Don’t miss this chance to get a beautiful unique cotisso for yourself.
There are a number of gorgeous glass colors made by Effetre that have an annoying tendency to devitrify while you are working them in a torch flame. I had been plagued with this problem for years and was so frustrated by it that I avoided using any of the devitrifying colors. Read more
Spring has brought an amazing number of new glass colors from the three big glass factories that supply Frantz Art Glass & Supply. Read more
Frantz Art Glass & Supply currently has a sale going on for a bunch of glass colors in conical form. Any glass color that has conical rods in the batch is indicative that the glass color was handpulled and not machine made. The conical rods are the part of the glass pull that is closest to the punty, thus the strange shape. Read more
I recently paid a visit to Double Helix Glassworks to ask Jed (glass maker extraordinaire) some questions on how to get good color out of some of his more challenging palette.
I bet I am not the only person who finds using the new silvered glass colors a little frustrating sometimes. I look online and see fabulous beads that some people managed to make out of the silvered glass colors and say to myself, I ought to try that. It is a bummer when I do try colors like Luna, Pandora and Khaos, to mention a few and all I manage to make is poop colored beads with no flashing colors of blue, teal, ruby and purple.

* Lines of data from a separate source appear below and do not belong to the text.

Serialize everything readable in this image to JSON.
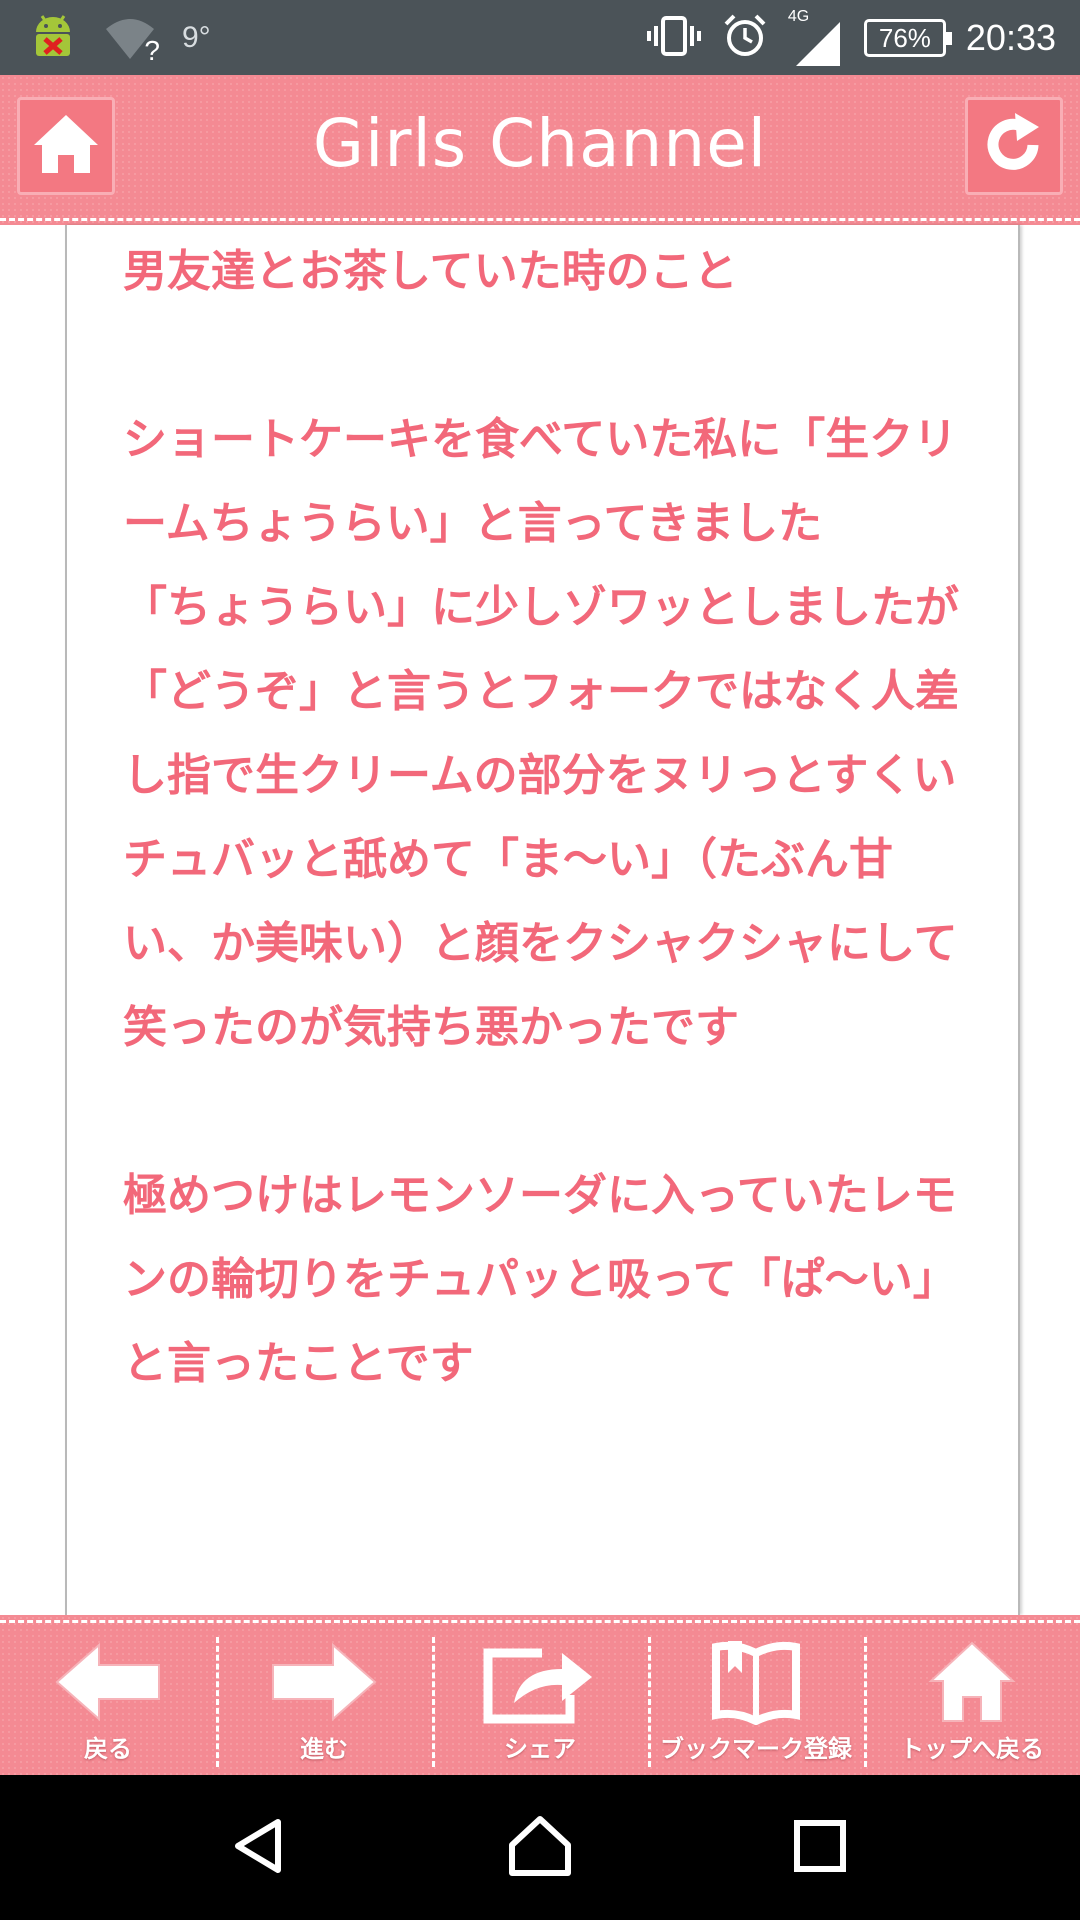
{
  "status_bar": {
    "signal_question": "?",
    "temperature": "9°",
    "network_type": "4G",
    "battery": "76%",
    "time": "20:33"
  },
  "header": {
    "title": "Girls Channel"
  },
  "comment": {
    "text": "男友達とお茶していた時のこと\n\nショートケーキを食べていた私に「生クリームちょうらい」と言ってきました\n「ちょうらい」に少しゾワッとしましたが「どうぞ」と言うとフォークではなく人差し指で生クリームの部分をヌリっとすくいチュバッと舐めて「ま〜い」（たぶん甘い、か美味い）と顔をクシャクシャにして笑ったのが気持ち悪かったです\n\n極めつけはレモンソーダに入っていたレモンの輪切りをチュパッと吸って「ぱ〜い」と言ったことです"
  },
  "toolbar": {
    "items": [
      {
        "label": "戻る",
        "icon": "arrow-left-icon"
      },
      {
        "label": "進む",
        "icon": "arrow-right-icon"
      },
      {
        "label": "シェア",
        "icon": "share-icon"
      },
      {
        "label": "ブックマーク登録",
        "icon": "bookmark-book-icon"
      },
      {
        "label": "トップへ戻る",
        "icon": "home-icon"
      }
    ]
  },
  "colors": {
    "accent_pink": "#f48a93",
    "text_pink": "#f2687a",
    "status_bar": "#4b5358"
  }
}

When I asked Jed what I was doing wrong, I got a lecture on how the crystal growth manifests in the heated glass. What it boiled down to was that I was over working the glass when I made a bead. Apparently if you take a bead that has transitioned into the tan – poop brown color range, you should heat it all the way to clear and take it out of the flame and cool it until it is not glowing and then just kiss the bead with the edge of the flame way out on the tip to bring out the desired colors.
I think a beadmakers working style and the type of torch and fuel they use has some major effects on the out come, but I have seen beautiful silvered glass beads made on all types of torches. Jed also suggested that turning up the oxygen when I work silvered glass colors could produce better results.

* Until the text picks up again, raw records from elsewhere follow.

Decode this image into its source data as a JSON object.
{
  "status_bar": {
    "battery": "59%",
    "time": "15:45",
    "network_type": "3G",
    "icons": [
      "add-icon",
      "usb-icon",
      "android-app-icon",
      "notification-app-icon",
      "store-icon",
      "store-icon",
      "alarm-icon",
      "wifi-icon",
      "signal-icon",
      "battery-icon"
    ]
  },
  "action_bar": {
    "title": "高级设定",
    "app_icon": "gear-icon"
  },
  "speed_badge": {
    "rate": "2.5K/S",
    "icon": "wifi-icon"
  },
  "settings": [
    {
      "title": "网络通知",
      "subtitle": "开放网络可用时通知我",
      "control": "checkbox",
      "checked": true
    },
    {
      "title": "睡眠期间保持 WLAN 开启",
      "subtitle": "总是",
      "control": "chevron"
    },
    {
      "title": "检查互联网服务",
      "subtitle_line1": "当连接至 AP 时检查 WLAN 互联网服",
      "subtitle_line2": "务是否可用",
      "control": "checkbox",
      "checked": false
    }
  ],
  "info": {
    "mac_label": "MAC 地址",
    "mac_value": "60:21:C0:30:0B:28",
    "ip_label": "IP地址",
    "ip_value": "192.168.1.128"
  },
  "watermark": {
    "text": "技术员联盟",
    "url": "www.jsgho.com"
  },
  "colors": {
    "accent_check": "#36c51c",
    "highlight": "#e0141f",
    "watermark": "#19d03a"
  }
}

I have better luck with the silvered glass colors that you reduce to bring up the metals to the surface like Triton and Aurae. It took me awhile to figure out how to get good results with Psyche and I made a major breakthrough when I discovered that Psyche worked really well when it was used over Opal Yellow, Dark Ivory and a new Vetrofond “Odd” color called ELO. Dark Ivory gives a more organic look to the beads when used with the silver colors because it produces heavy webbing with black lines in it. I have become an avid fan of ELO since it arrived from Italy because many of the silvered glass colors look fabulous when you use ELO as the base for the bead. Instead of the heavy webbing that Dark Ivory produces, ELO gets warm sepia fuming on the surface of the bead that is just plain yummy and the silvered glass colors glow on this particular “odd” glass.
Double Helix Glassworks has been producing more new glass colors of late like Clio and Ekho that start out looking like a transparent lavender glass and change tobeautiful lustered ruby colors – yum!